Is it a Good Idea to Play the Lottery?

A competition based on chance, in which numbered tickets are sold and prizes awarded to the holders of numbers drawn at random. Lotteries are popular with the general public and are often run by states, charities, or other organizations. They can also be a means of raising money for a specific project or purpose. The word “lottery” derives from the Dutch noun lot (“fate”) and the verb to draw lots (“to cast”). The casting of lots as a means of decision-making or divination has a long history, but drawing of tickets for a prize based on chance is much more recent. It began in the Low Countries in the fifteenth century, and the first English state lottery was chartered in 1569.
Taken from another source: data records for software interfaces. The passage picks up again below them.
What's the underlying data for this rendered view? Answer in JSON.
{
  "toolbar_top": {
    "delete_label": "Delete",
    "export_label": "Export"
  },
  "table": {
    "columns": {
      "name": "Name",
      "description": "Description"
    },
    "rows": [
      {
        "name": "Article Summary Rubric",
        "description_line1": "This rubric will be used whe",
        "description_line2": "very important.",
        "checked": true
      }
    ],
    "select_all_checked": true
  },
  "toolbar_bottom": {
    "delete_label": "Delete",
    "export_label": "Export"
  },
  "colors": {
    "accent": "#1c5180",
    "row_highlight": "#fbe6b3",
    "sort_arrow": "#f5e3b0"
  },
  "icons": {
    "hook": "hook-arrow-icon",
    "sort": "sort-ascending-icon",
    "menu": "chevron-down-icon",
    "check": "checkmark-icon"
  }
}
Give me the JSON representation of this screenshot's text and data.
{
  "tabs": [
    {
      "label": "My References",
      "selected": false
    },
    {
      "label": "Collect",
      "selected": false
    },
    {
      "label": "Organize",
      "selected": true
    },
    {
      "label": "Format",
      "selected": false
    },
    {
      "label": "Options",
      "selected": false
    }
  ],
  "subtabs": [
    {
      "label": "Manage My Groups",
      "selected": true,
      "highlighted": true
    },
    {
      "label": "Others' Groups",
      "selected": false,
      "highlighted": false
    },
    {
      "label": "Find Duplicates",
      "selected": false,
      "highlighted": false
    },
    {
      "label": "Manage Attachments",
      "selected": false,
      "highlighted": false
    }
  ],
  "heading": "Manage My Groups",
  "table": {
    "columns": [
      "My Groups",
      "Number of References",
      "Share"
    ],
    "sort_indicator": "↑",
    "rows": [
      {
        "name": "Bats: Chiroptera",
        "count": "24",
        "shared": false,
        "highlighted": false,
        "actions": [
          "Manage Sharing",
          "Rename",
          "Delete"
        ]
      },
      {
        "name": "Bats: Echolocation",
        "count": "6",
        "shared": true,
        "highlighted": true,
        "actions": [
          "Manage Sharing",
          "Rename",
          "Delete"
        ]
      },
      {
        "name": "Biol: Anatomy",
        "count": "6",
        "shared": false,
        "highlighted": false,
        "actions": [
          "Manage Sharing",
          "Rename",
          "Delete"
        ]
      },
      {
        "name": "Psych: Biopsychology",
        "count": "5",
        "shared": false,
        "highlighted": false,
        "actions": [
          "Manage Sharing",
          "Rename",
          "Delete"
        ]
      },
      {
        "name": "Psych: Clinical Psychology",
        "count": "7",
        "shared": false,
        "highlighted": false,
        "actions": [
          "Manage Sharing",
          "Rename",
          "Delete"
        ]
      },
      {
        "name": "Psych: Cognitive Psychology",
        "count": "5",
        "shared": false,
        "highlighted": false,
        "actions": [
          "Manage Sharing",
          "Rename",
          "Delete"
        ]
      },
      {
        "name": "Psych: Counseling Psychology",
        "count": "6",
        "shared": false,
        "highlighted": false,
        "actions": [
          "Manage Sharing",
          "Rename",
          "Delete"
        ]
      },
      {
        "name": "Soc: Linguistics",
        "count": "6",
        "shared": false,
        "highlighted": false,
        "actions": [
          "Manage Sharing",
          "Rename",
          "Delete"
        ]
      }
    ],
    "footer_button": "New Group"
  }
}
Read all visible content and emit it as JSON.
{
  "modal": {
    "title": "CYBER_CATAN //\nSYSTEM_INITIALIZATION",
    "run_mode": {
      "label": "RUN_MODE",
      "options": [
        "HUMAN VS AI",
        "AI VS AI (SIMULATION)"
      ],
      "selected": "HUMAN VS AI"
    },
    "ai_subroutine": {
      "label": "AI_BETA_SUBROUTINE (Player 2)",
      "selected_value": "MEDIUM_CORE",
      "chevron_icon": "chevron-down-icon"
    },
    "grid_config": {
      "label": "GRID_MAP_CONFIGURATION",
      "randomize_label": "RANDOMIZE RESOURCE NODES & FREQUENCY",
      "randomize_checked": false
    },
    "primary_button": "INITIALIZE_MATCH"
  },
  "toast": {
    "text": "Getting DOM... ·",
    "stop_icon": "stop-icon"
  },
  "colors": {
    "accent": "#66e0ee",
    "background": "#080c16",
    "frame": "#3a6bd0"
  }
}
Despite the fact that most people know that winning the lottery is a long shot, many continue to play and spend billions annually on tickets. It is easy to understand why: the excitement of a potential jackpot can be very addictive. Moreover, people may find that even the smallest win can improve their lives significantly, and they tend to feel like it will happen again. But is it a good idea to spend large sums of money on an activity that relies on chance?

The truth is that lottery is a form of gambling and should be treated as such. The chances of winning are very slim — statistically speaking, there is a greater likelihood that you will be struck by lightning or become a billionaire than it being your turn to hit the jackpot. Furthermore, there are cases of winners who, rather than using the proceeds to improve their lives, found themselves worse off than before they won.

Lotteries can be a useful source of funds for specific projects or purposes, but they are a risky and expensive way to raise money. For example, the cost of promoting and running a lottery can take a significant percentage of the total pool, which must be used to pay for prizes. In addition, some percentage of the total pool is normally retained as revenues and profits for the lottery organization or sponsor.

Consequently, while lottery revenues may be necessary for some government operations, they must be carefully managed to ensure that they do not exceed appropriate levels. Moreover, lottery advertising necessarily targets a number of particular constituencies: convenience store operators (whose customers are the main buyers of tickets); ticket suppliers, who contribute heavily to political campaigns; teachers, in states that allocate some portion of lottery proceeds to education (and sometimes oppose the abolishment of lotteries altogether); and state legislators (who depend on lottery revenues to fund their budgets). Ultimately, the question is whether these activities are worth the risks. As long as the benefits outweigh the costs, it seems unlikely that the lottery will disappear. The same can be said for other forms of gambling, such as poker and roulette. The odds of hitting the jackpot are still extremely small, but they have become more realistic for players.